Priced just ten dollars above the Core i5-3350P, Intel's Core i5-3470 gives us higher clock rates, plus HD Graphics 2500 as back-up for the future. This chip's four physical cores operate at 3.2 GHz by default, though they spin up to 3.6 GHz via Turbo Boost. We plan to push those frequencies as high as possible by capitalizing on limited overclocking headroom built-in by Intel.
Sure, as enthusiasts, we’d love to grab the unlocked -3570K sporting 200 MHz higher clocks. But that $40 premium would force us to live with a less powerful graphics card. We would have needed to dig between couch cushions to pay for aftermarket cooling, too.
Cooler: Intel Retail Boxed Heat Sink And Fan

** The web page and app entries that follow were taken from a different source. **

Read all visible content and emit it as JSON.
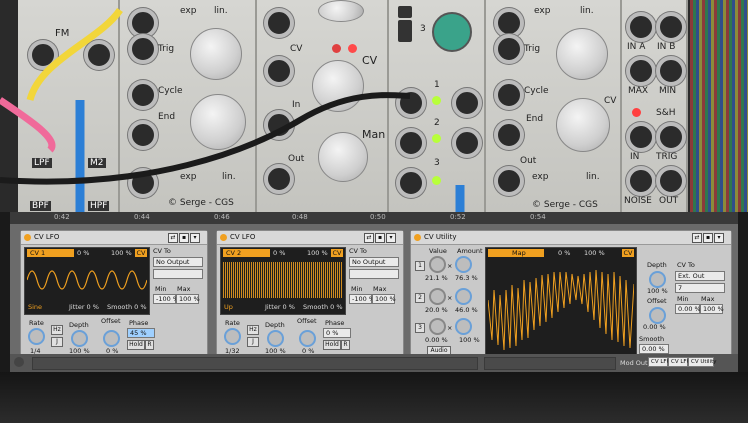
{
  "hardware": {
    "labels": {
      "fm": "FM",
      "exp_lin_1": "exp",
      "lin_1": "lin.",
      "trig_1": "Trig",
      "cycle": "Cycle",
      "end_1": "End",
      "lpf": "LPF",
      "m2": "M2",
      "bpf": "BPF",
      "hpf": "HPF",
      "exp_2": "exp",
      "lin_2": "lin.",
      "cv": "CV",
      "cv_big": "CV",
      "in": "In",
      "man": "Man",
      "out": "Out",
      "brand_1": "© Serge - CGS",
      "brand_2": "© Serge - CGS",
      "num_1": "1",
      "num_2": "2",
      "num_3": "3",
      "sw_3": "3",
      "exp_3": "exp",
      "lin_3": "lin.",
      "trig_2": "Trig",
      "cycle_2": "Cycle",
      "end_2": "End",
      "out_2": "Out",
      "cv_2": "CV",
      "exp_4": "exp",
      "lin_4": "lin.",
      "in_a": "IN A",
      "in_b": "IN B",
      "max": "MAX",
      "min": "MIN",
      "sh": "S&H",
      "in_sh": "IN",
      "trig_sh": "TRIG",
      "noise": "NOISE",
      "out_sh": "OUT"
    }
  },
  "ruler": {
    "ticks": [
      "0:42",
      "0:44",
      "0:46",
      "0:48",
      "0:50",
      "0:52",
      "0:54"
    ]
  },
  "devices": [
    {
      "title": "CV LFO",
      "scope_label": "CV 1",
      "depth_pct": "0 %",
      "amount_pct": "100 %",
      "cv_tag": "CV",
      "shape": "Sine",
      "jitter": "Jitter 0 %",
      "smooth": "Smooth 0 %",
      "cv_to_label": "CV To",
      "cv_to_value": "No Output",
      "min_label": "Min",
      "max_label": "Max",
      "min_value": "-100 %",
      "max_value": "100 %",
      "rate_label": "Rate",
      "rate_value": "1/4",
      "hz": "Hz",
      "sync": "J",
      "depth_label": "Depth",
      "depth_value": "100 %",
      "offset_label": "Offset",
      "offset_value": "0 %",
      "phase_label": "Phase",
      "phase_value": "45 %",
      "hold": "Hold",
      "r": "R"
    },
    {
      "title": "CV LFO",
      "scope_label": "CV 2",
      "depth_pct": "0 %",
      "amount_pct": "100 %",
      "cv_tag": "CV",
      "shape": "Up",
      "jitter": "Jitter 0 %",
      "smooth": "Smooth 0 %",
      "cv_to_label": "CV To",
      "cv_to_value": "No Output",
      "min_label": "Min",
      "max_label": "Max",
      "min_value": "-100 %",
      "max_value": "100 %",
      "rate_label": "Rate",
      "rate_value": "1/32",
      "hz": "Hz",
      "sync": "J",
      "depth_label": "Depth",
      "depth_value": "100 %",
      "offset_label": "Offset",
      "offset_value": "0 %",
      "phase_label": "Phase",
      "phase_value": "0 %",
      "hold": "Hold",
      "r": "R"
    }
  ],
  "utility": {
    "title": "CV Utility",
    "value_label": "Value",
    "amount_label": "Amount",
    "rows": [
      {
        "num": "1",
        "value": "21.1 %",
        "amount": "76.3 %"
      },
      {
        "num": "2",
        "value": "20.0 %",
        "amount": "46.0 %"
      },
      {
        "num": "3",
        "value": "0.00 %",
        "amount": "100 %"
      }
    ],
    "audio": "Audio",
    "scope_label": "Map",
    "scope_pct1": "0 %",
    "scope_pct2": "100 %",
    "cv_tag": "CV",
    "depth_label": "Depth",
    "depth_value": "100 %",
    "offset_label": "Offset",
    "offset_value": "0.00 %",
    "smooth_label": "Smooth",
    "smooth_value": "0.00 %",
    "cv_to_label": "CV To",
    "cv_to_value": "Ext. Out",
    "cv_to_channel": "7",
    "min_label": "Min",
    "max_label": "Max",
    "min_value": "0.00 %",
    "max_value": "100 %"
  },
  "footer": {
    "label": "Mod Out",
    "chains": [
      "CV LFO",
      "CV LFO",
      "CV Utility"
    ]
  },
  "colors": {
    "accent": "#f0a020",
    "scope_bg": "#1e1e1e",
    "knob_ring": "#6aa0d8"
  }
}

The boxed cooler you get with Intel's Core i5-3470 is the same low-profile orb with aluminum fins, PWM-controlled fan, and push-pin mounting brackets you've seen us use many times.
Hidden in my picture is an integrated copper slug on the bottom of the heat sink. Although I don't consider this bundled add-on anything special, it's quiet and capable of keeping up with our CPU, which doesn't offer the overclocking headroom of a K-series SKU anyway.
- Spending More On Better Gaming Performance
- CPU And Cooler
- Motherboard And Memory
- Graphics Card And Hard Drive
- Case, Power Supply, And Optical Drive
- Assembling Our Gaming Box
- Test System Configuration And Benchmarks
- Results: Synthetics
- Results: Audio And Video
- Results: Adobe Creative Suite
- Results: Productivity
- Results: Compression
- Results: Battlefield 3 And The Elder Scrolls V: Skyrim
- Results: F1 2012 And Far Cry 3
- Results: Battlefield 4, Arma III, And Grid 2
- Power Consumption And Temperatures
- Performance Summary
- Does Spending More On A PC Mean You Get More Value?